» **Problem statement**
From top to bottom, each entry below must be reproduced exactly.

» **Input data**

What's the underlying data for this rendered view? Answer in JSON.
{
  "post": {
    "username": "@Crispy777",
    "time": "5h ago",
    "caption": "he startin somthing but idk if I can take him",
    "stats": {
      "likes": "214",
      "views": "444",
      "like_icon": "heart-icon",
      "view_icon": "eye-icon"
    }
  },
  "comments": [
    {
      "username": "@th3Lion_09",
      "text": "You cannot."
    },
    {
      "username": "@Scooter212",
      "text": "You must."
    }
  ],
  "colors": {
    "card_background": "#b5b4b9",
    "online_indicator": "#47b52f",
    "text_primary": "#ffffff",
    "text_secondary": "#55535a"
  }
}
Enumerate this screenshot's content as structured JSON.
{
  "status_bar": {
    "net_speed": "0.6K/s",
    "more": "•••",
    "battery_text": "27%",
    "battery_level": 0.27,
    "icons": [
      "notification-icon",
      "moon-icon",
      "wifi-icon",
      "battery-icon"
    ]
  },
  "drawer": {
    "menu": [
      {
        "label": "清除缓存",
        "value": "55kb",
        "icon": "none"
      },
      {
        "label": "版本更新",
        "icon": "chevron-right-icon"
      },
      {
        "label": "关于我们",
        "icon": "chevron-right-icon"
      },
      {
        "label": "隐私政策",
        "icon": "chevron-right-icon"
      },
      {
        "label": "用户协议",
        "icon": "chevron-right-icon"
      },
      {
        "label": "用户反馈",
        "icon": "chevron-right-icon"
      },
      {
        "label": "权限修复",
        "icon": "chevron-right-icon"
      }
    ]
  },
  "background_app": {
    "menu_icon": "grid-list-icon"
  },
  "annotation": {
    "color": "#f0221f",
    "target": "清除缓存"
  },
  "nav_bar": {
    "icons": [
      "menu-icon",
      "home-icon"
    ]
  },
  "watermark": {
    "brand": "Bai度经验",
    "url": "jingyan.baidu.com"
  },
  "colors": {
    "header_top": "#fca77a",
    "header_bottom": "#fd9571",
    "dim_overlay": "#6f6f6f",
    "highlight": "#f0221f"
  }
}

» **Solution to this problem**
What's the underlying data for this rendered view? Answer in JSON.
{
  "post": {
    "username": "@Crispy777",
    "time": "5h ago",
    "caption": "he startin somthing but idk if I can take him",
    "stats": {
      "likes": "214",
      "views": "444",
      "like_icon": "heart-icon",
      "view_icon": "eye-icon"
    }
  },
  "comments": [
    {
      "username": "@th3Lion_09",
      "text": "You cannot."
    },
    {
      "username": "@Scooter212",
      "text": "You must."
    }
  ],
  "colors": {
    "card_background": "#b5b4b9",
    "online_indicator": "#47b52f",
    "text_primary": "#ffffff",
    "text_secondary": "#55535a"
  }
}
Enumerate this screenshot's content as structured JSON.
{
  "status_bar": {
    "net_speed": "0.6K/s",
    "more": "•••",
    "battery_text": "27%",
    "battery_level": 0.27,
    "icons": [
      "notification-icon",
      "moon-icon",
      "wifi-icon",
      "battery-icon"
    ]
  },
  "drawer": {
    "menu": [
      {
        "label": "清除缓存",
        "value": "55kb",
        "icon": "none"
      },
      {
        "label": "版本更新",
        "icon": "chevron-right-icon"
      },
      {
        "label": "关于我们",
        "icon": "chevron-right-icon"
      },
      {
        "label": "隐私政策",
        "icon": "chevron-right-icon"
      },
      {
        "label": "用户协议",
        "icon": "chevron-right-icon"
      },
      {
        "label": "用户反馈",
        "icon": "chevron-right-icon"
      },
      {
        "label": "权限修复",
        "icon": "chevron-right-icon"
      }
    ]
  },
  "background_app": {
    "menu_icon": "grid-list-icon"
  },
  "annotation": {
    "color": "#f0221f",
    "target": "清除缓存"
  },
  "nav_bar": {
    "icons": [
      "menu-icon",
      "home-icon"
    ]
  },
  "watermark": {
    "brand": "Bai度经验",
    "url": "jingyan.baidu.com"
  },
  "colors": {
    "header_top": "#fca77a",
    "header_bottom": "#fd9571",
    "dim_overlay": "#6f6f6f",
    "highlight": "#f0221f"
  }
}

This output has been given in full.